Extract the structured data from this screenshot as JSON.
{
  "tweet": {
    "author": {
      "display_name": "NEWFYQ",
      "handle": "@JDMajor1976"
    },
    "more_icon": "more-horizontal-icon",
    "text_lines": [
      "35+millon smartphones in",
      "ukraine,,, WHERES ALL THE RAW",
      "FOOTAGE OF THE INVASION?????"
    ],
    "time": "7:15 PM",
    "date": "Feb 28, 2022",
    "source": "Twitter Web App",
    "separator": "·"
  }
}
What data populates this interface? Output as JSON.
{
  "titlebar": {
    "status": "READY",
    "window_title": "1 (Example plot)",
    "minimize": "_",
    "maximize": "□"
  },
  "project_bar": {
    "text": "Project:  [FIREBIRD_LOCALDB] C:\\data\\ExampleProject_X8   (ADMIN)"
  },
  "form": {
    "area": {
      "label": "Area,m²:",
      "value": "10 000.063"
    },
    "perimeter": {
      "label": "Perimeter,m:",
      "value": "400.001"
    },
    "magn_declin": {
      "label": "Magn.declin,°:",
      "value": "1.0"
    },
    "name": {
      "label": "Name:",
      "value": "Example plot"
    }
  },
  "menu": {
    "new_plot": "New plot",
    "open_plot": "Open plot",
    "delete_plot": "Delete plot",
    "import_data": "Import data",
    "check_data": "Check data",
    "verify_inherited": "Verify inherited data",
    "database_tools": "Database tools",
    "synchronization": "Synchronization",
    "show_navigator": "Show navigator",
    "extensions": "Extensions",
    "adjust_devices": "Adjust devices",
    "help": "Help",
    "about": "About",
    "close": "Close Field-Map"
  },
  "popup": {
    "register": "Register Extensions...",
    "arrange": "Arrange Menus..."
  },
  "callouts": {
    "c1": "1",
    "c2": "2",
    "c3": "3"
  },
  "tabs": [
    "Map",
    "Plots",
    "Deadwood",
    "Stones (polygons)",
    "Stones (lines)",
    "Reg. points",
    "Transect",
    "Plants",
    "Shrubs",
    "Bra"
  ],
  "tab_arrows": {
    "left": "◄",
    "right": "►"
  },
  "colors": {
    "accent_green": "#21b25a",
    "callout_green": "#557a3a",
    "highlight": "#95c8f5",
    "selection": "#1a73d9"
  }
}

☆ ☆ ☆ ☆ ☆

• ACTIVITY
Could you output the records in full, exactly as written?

• ANSWER SECTION
Extract the structured data from this screenshot as JSON.
{
  "tweet": {
    "author": {
      "display_name": "NEWFYQ",
      "handle": "@JDMajor1976"
    },
    "more_icon": "more-horizontal-icon",
    "text_lines": [
      "35+millon smartphones in",
      "ukraine,,, WHERES ALL THE RAW",
      "FOOTAGE OF THE INVASION?????"
    ],
    "time": "7:15 PM",
    "date": "Feb 28, 2022",
    "source": "Twitter Web App",
    "separator": "·"
  }
}
What data populates this interface? Output as JSON.
{
  "titlebar": {
    "status": "READY",
    "window_title": "1 (Example plot)",
    "minimize": "_",
    "maximize": "□"
  },
  "project_bar": {
    "text": "Project:  [FIREBIRD_LOCALDB] C:\\data\\ExampleProject_X8   (ADMIN)"
  },
  "form": {
    "area": {
      "label": "Area,m²:",
      "value": "10 000.063"
    },
    "perimeter": {
      "label": "Perimeter,m:",
      "value": "400.001"
    },
    "magn_declin": {
      "label": "Magn.declin,°:",
      "value": "1.0"
    },
    "name": {
      "label": "Name:",
      "value": "Example plot"
    }
  },
  "menu": {
    "new_plot": "New plot",
    "open_plot": "Open plot",
    "delete_plot": "Delete plot",
    "import_data": "Import data",
    "check_data": "Check data",
    "verify_inherited": "Verify inherited data",
    "database_tools": "Database tools",
    "synchronization": "Synchronization",
    "show_navigator": "Show navigator",
    "extensions": "Extensions",
    "adjust_devices": "Adjust devices",
    "help": "Help",
    "about": "About",
    "close": "Close Field-Map"
  },
  "popup": {
    "register": "Register Extensions...",
    "arrange": "Arrange Menus..."
  },
  "callouts": {
    "c1": "1",
    "c2": "2",
    "c3": "3"
  },
  "tabs": [
    "Map",
    "Plots",
    "Deadwood",
    "Stones (polygons)",
    "Stones (lines)",
    "Reg. points",
    "Transect",
    "Plants",
    "Shrubs",
    "Bra"
  ],
  "tab_arrows": {
    "left": "◄",
    "right": "►"
  },
  "colors": {
    "accent_green": "#21b25a",
    "callout_green": "#557a3a",
    "highlight": "#95c8f5",
    "selection": "#1a73d9"
  }
}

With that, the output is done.